:: Listed entries ::

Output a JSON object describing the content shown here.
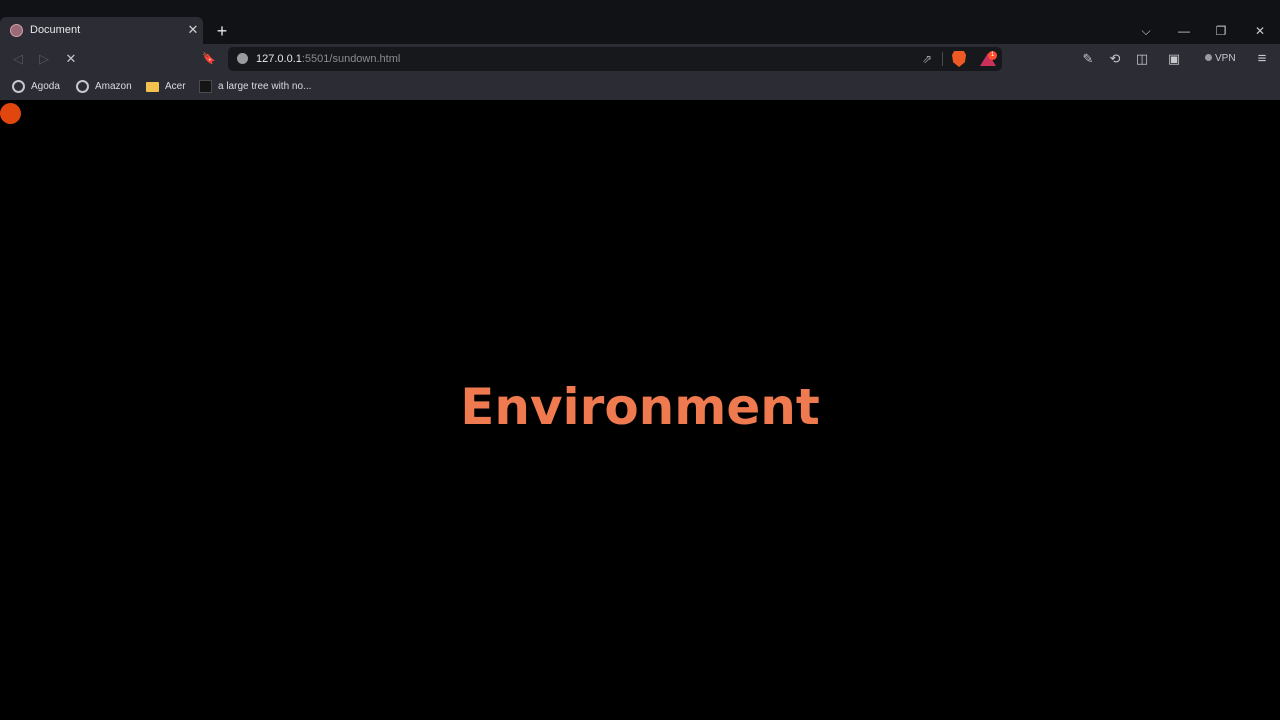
{
  "tab": {
    "title": "Document",
    "close_glyph": "✕"
  },
  "new_tab_glyph": "+",
  "window_controls": {
    "tabs_dropdown": "⌵",
    "minimize": "—",
    "restore": "❐",
    "close": "✕"
  },
  "toolbar": {
    "back_glyph": "◁",
    "forward_glyph": "▷",
    "stop_glyph": "✕",
    "bookmark_glyph": "🔖",
    "url_host": "127.0.0.1",
    "url_rest": ":5501/sundown.html",
    "share_glyph": "⇗",
    "rewards_badge": "1",
    "edit_glyph": "✎",
    "sync_glyph": "⟲",
    "sidebar_glyph": "◫",
    "wallet_glyph": "▣",
    "vpn_label": "VPN",
    "menu_glyph": "≡"
  },
  "bookmarks": [
    {
      "label": "Agoda",
      "icon": "globe-icon"
    },
    {
      "label": "Amazon",
      "icon": "globe-icon"
    },
    {
      "label": "Acer",
      "icon": "folder-icon"
    },
    {
      "label": "a large tree with no...",
      "icon": "image-thumbnail-icon"
    }
  ],
  "page": {
    "headline": "Environment",
    "headline_color": "#ef7a4f",
    "cursor_color": "#e2460f"
  }
}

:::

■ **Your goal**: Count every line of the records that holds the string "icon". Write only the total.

■ **Exercise output**: 4